[Dataset records]
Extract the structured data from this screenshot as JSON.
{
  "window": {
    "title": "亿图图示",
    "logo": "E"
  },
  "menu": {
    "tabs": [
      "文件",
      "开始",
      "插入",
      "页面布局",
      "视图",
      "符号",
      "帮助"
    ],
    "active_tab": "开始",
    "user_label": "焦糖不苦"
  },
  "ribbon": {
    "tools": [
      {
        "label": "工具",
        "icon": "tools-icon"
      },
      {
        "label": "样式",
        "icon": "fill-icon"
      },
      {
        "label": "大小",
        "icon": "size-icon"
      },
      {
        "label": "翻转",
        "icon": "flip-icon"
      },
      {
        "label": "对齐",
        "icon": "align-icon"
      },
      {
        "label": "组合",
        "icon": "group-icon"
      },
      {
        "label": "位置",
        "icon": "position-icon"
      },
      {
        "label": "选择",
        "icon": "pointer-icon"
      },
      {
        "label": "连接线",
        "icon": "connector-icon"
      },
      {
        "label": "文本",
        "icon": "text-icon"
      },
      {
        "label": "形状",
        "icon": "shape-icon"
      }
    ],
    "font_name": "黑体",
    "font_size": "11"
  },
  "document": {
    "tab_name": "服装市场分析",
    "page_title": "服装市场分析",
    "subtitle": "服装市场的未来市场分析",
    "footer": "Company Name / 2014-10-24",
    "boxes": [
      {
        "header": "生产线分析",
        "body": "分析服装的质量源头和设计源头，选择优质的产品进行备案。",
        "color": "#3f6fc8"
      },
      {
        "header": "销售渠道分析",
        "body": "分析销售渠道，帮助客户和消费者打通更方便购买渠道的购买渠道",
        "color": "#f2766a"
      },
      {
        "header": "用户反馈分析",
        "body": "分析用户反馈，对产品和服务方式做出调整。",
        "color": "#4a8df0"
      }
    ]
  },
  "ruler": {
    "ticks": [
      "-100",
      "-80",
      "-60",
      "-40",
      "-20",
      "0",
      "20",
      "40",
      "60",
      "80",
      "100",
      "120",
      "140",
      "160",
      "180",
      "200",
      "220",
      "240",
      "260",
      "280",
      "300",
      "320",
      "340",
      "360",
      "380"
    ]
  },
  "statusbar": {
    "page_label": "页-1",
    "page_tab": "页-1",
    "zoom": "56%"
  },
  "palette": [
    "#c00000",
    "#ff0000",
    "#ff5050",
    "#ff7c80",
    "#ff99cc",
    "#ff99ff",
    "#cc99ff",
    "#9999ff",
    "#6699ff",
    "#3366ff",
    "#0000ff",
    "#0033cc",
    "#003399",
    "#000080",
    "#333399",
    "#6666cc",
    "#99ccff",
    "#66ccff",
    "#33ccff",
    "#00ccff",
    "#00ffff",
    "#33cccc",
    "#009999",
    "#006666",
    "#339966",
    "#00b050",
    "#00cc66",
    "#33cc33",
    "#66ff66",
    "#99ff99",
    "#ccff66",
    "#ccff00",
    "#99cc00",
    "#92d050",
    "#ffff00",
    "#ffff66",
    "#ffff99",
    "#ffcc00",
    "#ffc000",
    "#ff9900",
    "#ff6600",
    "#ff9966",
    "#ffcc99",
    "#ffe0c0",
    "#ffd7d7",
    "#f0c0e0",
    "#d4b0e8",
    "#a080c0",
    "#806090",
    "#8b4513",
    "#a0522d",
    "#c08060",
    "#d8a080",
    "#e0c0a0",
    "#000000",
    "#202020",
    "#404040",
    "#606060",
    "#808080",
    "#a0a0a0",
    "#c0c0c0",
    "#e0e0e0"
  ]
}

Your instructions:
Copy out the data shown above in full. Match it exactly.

Task answer:
Extract the structured data from this screenshot as JSON.
{
  "window": {
    "title": "亿图图示",
    "logo": "E"
  },
  "menu": {
    "tabs": [
      "文件",
      "开始",
      "插入",
      "页面布局",
      "视图",
      "符号",
      "帮助"
    ],
    "active_tab": "开始",
    "user_label": "焦糖不苦"
  },
  "ribbon": {
    "tools": [
      {
        "label": "工具",
        "icon": "tools-icon"
      },
      {
        "label": "样式",
        "icon": "fill-icon"
      },
      {
        "label": "大小",
        "icon": "size-icon"
      },
      {
        "label": "翻转",
        "icon": "flip-icon"
      },
      {
        "label": "对齐",
        "icon": "align-icon"
      },
      {
        "label": "组合",
        "icon": "group-icon"
      },
      {
        "label": "位置",
        "icon": "position-icon"
      },
      {
        "label": "选择",
        "icon": "pointer-icon"
      },
      {
        "label": "连接线",
        "icon": "connector-icon"
      },
      {
        "label": "文本",
        "icon": "text-icon"
      },
      {
        "label": "形状",
        "icon": "shape-icon"
      }
    ],
    "font_name": "黑体",
    "font_size": "11"
  },
  "document": {
    "tab_name": "服装市场分析",
    "page_title": "服装市场分析",
    "subtitle": "服装市场的未来市场分析",
    "footer": "Company Name / 2014-10-24",
    "boxes": [
      {
        "header": "生产线分析",
        "body": "分析服装的质量源头和设计源头，选择优质的产品进行备案。",
        "color": "#3f6fc8"
      },
      {
        "header": "销售渠道分析",
        "body": "分析销售渠道，帮助客户和消费者打通更方便购买渠道的购买渠道",
        "color": "#f2766a"
      },
      {
        "header": "用户反馈分析",
        "body": "分析用户反馈，对产品和服务方式做出调整。",
        "color": "#4a8df0"
      }
    ]
  },
  "ruler": {
    "ticks": [
      "-100",
      "-80",
      "-60",
      "-40",
      "-20",
      "0",
      "20",
      "40",
      "60",
      "80",
      "100",
      "120",
      "140",
      "160",
      "180",
      "200",
      "220",
      "240",
      "260",
      "280",
      "300",
      "320",
      "340",
      "360",
      "380"
    ]
  },
  "statusbar": {
    "page_label": "页-1",
    "page_tab": "页-1",
    "zoom": "56%"
  },
  "palette": [
    "#c00000",
    "#ff0000",
    "#ff5050",
    "#ff7c80",
    "#ff99cc",
    "#ff99ff",
    "#cc99ff",
    "#9999ff",
    "#6699ff",
    "#3366ff",
    "#0000ff",
    "#0033cc",
    "#003399",
    "#000080",
    "#333399",
    "#6666cc",
    "#99ccff",
    "#66ccff",
    "#33ccff",
    "#00ccff",
    "#00ffff",
    "#33cccc",
    "#009999",
    "#006666",
    "#339966",
    "#00b050",
    "#00cc66",
    "#33cc33",
    "#66ff66",
    "#99ff99",
    "#ccff66",
    "#ccff00",
    "#99cc00",
    "#92d050",
    "#ffff00",
    "#ffff66",
    "#ffff99",
    "#ffcc00",
    "#ffc000",
    "#ff9900",
    "#ff6600",
    "#ff9966",
    "#ffcc99",
    "#ffe0c0",
    "#ffd7d7",
    "#f0c0e0",
    "#d4b0e8",
    "#a080c0",
    "#806090",
    "#8b4513",
    "#a0522d",
    "#c08060",
    "#d8a080",
    "#e0c0a0",
    "#000000",
    "#202020",
    "#404040",
    "#606060",
    "#808080",
    "#a0a0a0",
    "#c0c0c0",
    "#e0e0e0"
  ]
}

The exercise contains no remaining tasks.